Wednesday, September 23, 2009

One Week? Establish Food Boundaries

Everything and nothing was on my mind yesterday. You know how you can be discontented for no apparent reason? Yesterday was one of those days that in the past I’d have mindlessly eaten whatever – and lots of it – just because I was bored/stressed/fill-in-the-blank. Instead, I got a haircut and a pedicure (my feet look like a Florida Christmas tree!).

A few hours at the salon shook off the food demons and I felt like a new woman by dinner. I made the spinach salad I’d planned and all was right in my food world. (BTW, you can get a haircut and pedicure in my little Podunkville for $60. My friends in a very large city that I won’t name here but is located in the midwest and on a lake could pay for roundtrip airfare to Pittsburgh and still get their hair cut and a pedi cheaper than their salon downtown big city. //word)

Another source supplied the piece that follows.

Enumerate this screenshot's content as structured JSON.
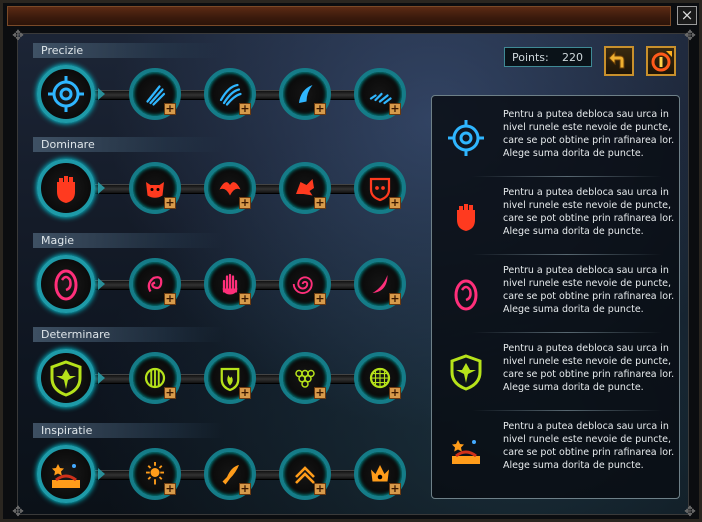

Anyway…defeating the food demons made me think about an article I read on CNN a few weeks ago: “One week to a slimmer you: Focus on the little things.” It recommends small strategies you can use to lose weight like yogic breathing during cravings, eating more colorful foods and foods with vitamin C, and taking a photo of your meal before you eat. But it wasn’t the strategies part that made me remember the article. It was the headline, specifically the “One week to a slimmer you” part.

One week.

What’s one week? When I was 300 pounds, one week of dieting didn’t make a visible difference, even when I lost 5 pounds. But it was that first week that laid the groundwork for success this millionth time down the scale.

In 2005, I didn’t know about yogic breathing or eating a rainbow, but I did know that in order to do it right this time – to make it my last time losing a large amount of weight – I had to have a much clearer goal and the mental tenacity to overcome those moments when I’d otherwise cave in to the cookie/crackers/ice cream/chicken nuggets…and the list goes on.

One week.

For me, the first week was the most important and the most dangerous. I call it the honeymoon phase. It’s the week you feel really good about your decision and think nothing can stop you because you’re so gosh darn enthusiastic. This is the last time! This is it! I can do this! Then real life sets in and you begin to wonder and wander. The new pedicurist at the salon reminded me of this yesterday when she told me how she’s lost and gained a lot of weight because she was so enthusiastic the first week and then old thought patterns slipped in again. “Just one cookie won’t hurt. I worked out all week…” You know the story.

So I started thinking, “What was different for me this last time? What was different that first week of my ‘diet?’” And I realized (and this shouldn’t surprise me, but identifying it and giving it words did) that I established “food boundaries,” which is WAY different than demonizing certain foods. I didn’t rule anything out. I didn’t say, “I can’t have _________! I’m on a diet!” I simply established boundaries. I’d tell myself: “I can eat ______ in a reasonable amount if it’s what I really want to eat.” Just saying this opened up the space for me to think about my relationship to food, something I’d never done before. In the past I would set up a list of things I “could” eat and disregard the rest. That is, until I made my “goal,” and then every food was game again. Thus the cycle.

Beginning with that first week in 2005, I remain living week to week, planning what I’ll eat and eating what I plan (for the most part – life does throw us curve balls now and again, does it not?). I still “crave” chicken nuggets, but I know they’d make me sick so I don’t eat them. I still love my mother’s chocolate cake and so I eat a small portion and am satisfied because it’s special. I adore mashed potatoes. But I also love roasted cauliflower and parsnips and carrots and broccoli; and they give me as much “comfort” as my old standard.

One week. If anyone asks me what made it “different” for me this time, I’ll tell them it’s food boundaries.

Amazing what you can learn while getting a haircut and pedicure, isn’t it?